_Dataset excerpts_.

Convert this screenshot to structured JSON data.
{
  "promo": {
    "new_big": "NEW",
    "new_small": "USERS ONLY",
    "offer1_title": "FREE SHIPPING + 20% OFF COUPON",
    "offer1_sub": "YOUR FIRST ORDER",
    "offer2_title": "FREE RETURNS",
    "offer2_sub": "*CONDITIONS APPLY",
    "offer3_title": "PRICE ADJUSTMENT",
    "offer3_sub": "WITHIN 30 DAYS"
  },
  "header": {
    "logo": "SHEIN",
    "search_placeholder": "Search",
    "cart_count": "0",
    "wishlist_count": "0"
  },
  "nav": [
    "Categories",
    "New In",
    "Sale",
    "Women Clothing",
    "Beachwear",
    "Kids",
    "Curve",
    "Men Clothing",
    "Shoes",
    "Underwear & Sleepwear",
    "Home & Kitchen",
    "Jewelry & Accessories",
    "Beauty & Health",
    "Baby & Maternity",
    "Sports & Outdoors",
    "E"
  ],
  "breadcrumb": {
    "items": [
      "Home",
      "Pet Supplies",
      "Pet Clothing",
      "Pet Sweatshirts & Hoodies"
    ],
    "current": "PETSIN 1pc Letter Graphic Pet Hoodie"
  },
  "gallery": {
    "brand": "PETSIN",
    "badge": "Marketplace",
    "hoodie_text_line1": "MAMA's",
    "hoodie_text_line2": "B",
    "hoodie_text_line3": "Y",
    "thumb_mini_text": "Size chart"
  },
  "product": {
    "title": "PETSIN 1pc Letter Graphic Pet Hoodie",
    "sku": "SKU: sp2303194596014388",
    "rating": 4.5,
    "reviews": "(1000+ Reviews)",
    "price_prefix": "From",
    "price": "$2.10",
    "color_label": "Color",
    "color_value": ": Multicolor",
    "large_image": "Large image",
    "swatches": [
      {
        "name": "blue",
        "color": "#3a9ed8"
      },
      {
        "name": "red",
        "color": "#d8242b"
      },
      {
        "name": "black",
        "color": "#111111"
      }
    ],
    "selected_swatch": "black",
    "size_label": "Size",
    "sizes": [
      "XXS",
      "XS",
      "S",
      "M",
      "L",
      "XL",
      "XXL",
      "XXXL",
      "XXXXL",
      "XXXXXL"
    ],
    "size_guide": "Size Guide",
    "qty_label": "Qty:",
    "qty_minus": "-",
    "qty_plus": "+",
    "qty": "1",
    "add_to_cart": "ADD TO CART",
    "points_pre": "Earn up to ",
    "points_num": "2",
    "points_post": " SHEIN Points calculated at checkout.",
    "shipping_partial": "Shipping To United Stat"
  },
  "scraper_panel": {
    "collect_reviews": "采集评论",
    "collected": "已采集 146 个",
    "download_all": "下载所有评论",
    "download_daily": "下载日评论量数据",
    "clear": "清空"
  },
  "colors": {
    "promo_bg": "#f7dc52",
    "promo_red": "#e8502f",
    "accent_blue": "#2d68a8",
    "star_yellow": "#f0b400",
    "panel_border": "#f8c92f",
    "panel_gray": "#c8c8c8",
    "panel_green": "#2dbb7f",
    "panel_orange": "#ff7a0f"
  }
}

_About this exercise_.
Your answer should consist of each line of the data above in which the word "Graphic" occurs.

_Problem solution_.
    "current": "PETSIN 1pc Letter Graphic Pet Hoodie"
    "title": "PETSIN 1pc Letter Graphic Pet Hoodie",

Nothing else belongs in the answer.